What you have to do:
Search the records below for the string "screenshot" and report only the number of lines that contain it.

Extracted information:
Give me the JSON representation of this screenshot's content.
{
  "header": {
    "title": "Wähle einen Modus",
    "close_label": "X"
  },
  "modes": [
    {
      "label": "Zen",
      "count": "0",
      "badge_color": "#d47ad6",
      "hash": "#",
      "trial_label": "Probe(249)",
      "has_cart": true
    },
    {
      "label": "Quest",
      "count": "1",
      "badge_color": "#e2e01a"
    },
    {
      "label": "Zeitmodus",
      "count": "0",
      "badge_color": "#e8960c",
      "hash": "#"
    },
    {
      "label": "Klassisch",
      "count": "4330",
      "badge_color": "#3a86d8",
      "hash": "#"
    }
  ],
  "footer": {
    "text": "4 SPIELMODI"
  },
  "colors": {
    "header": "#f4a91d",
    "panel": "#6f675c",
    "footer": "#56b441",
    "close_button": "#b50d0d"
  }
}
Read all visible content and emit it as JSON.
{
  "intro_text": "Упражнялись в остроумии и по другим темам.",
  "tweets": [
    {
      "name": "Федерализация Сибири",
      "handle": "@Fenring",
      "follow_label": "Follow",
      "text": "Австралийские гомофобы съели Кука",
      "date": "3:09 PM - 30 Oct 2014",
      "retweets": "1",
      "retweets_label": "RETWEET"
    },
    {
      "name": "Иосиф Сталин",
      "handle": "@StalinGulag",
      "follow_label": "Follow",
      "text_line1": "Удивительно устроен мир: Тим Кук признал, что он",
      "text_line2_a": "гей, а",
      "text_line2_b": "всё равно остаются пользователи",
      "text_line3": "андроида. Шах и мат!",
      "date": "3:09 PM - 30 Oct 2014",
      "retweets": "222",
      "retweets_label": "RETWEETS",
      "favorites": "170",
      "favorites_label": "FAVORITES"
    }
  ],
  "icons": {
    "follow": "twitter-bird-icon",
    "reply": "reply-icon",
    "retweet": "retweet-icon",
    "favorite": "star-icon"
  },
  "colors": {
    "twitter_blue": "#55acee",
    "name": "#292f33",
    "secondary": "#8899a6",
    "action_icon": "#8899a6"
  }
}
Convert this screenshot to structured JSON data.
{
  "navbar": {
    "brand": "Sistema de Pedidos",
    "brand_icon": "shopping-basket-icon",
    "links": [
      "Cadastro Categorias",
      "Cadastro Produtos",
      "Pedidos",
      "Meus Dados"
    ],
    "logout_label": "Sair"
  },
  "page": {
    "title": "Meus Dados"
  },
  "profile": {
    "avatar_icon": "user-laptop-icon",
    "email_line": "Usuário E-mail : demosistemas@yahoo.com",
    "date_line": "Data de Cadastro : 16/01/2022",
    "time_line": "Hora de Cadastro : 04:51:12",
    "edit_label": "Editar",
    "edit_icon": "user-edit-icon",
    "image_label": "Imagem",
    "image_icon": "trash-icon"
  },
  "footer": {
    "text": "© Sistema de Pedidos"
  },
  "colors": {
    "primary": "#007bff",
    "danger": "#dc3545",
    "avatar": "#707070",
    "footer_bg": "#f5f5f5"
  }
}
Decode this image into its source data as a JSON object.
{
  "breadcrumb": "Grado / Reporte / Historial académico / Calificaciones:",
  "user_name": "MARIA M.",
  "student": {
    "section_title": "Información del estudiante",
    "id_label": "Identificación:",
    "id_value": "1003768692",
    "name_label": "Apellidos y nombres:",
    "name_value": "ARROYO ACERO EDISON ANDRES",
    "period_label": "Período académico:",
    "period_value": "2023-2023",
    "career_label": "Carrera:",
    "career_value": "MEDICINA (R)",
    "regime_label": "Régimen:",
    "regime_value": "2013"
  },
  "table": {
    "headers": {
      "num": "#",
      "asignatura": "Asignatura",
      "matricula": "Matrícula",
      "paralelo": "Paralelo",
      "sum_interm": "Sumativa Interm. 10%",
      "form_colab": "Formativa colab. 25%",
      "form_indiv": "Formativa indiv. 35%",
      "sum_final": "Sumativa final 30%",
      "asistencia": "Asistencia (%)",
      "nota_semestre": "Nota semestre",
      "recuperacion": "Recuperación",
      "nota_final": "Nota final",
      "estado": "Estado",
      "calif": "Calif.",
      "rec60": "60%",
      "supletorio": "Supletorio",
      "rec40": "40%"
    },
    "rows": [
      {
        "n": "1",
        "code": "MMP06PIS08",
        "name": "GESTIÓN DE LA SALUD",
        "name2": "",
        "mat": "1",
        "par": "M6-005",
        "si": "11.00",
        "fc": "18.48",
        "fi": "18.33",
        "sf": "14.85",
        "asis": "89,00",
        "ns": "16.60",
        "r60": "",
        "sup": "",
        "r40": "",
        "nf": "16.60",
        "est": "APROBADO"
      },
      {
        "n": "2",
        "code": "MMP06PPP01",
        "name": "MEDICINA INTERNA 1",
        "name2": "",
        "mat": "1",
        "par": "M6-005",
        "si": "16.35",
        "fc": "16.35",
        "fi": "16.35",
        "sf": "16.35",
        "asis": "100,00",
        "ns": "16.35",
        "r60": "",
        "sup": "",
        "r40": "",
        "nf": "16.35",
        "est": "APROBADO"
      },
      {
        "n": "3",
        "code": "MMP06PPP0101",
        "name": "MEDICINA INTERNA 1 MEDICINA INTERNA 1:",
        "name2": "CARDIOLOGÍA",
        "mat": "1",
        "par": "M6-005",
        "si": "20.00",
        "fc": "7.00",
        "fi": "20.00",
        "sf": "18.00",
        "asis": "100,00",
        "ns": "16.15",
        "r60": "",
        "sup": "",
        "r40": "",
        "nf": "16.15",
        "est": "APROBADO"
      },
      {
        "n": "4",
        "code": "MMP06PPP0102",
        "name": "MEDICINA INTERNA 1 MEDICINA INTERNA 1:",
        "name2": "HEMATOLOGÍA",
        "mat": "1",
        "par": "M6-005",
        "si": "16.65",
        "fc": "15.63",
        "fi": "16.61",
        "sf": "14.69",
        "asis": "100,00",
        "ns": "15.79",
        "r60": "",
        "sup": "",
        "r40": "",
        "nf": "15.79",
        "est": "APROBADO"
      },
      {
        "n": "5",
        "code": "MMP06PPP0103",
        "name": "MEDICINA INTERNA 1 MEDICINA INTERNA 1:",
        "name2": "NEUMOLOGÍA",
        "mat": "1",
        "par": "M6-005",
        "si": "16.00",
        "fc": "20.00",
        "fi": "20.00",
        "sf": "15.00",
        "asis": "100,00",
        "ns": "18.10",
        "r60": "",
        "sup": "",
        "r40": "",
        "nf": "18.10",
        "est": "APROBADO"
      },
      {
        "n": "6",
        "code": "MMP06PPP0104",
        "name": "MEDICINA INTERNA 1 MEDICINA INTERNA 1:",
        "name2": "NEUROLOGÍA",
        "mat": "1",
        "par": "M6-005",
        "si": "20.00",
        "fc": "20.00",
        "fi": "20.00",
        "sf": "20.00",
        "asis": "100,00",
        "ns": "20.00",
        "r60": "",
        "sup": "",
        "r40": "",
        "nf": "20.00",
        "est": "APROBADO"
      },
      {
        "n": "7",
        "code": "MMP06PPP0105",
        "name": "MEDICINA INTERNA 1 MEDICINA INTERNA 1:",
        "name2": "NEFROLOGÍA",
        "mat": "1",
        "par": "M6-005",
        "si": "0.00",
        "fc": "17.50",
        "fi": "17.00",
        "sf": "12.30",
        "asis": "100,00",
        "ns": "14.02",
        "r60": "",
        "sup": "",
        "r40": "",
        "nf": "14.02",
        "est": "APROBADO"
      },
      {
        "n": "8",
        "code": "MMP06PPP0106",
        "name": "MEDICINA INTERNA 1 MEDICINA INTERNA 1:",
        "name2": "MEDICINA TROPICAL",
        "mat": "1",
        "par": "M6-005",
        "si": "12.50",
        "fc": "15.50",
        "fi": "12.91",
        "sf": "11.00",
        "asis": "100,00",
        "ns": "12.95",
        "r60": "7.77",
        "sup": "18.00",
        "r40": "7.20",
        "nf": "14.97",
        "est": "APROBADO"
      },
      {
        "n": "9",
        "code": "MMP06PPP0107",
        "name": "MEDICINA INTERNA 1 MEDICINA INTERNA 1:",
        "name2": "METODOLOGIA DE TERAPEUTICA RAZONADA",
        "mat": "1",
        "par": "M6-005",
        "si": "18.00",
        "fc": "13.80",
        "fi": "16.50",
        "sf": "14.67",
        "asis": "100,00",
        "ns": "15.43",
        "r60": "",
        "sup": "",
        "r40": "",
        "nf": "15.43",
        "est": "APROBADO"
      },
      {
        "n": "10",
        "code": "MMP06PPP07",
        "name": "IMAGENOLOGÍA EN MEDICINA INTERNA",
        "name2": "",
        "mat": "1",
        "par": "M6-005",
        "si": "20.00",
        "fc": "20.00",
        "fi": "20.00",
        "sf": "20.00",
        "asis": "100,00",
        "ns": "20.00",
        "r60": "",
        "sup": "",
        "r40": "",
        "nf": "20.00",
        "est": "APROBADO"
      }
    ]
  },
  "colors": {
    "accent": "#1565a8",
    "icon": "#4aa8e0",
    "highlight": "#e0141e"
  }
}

Completed task:
2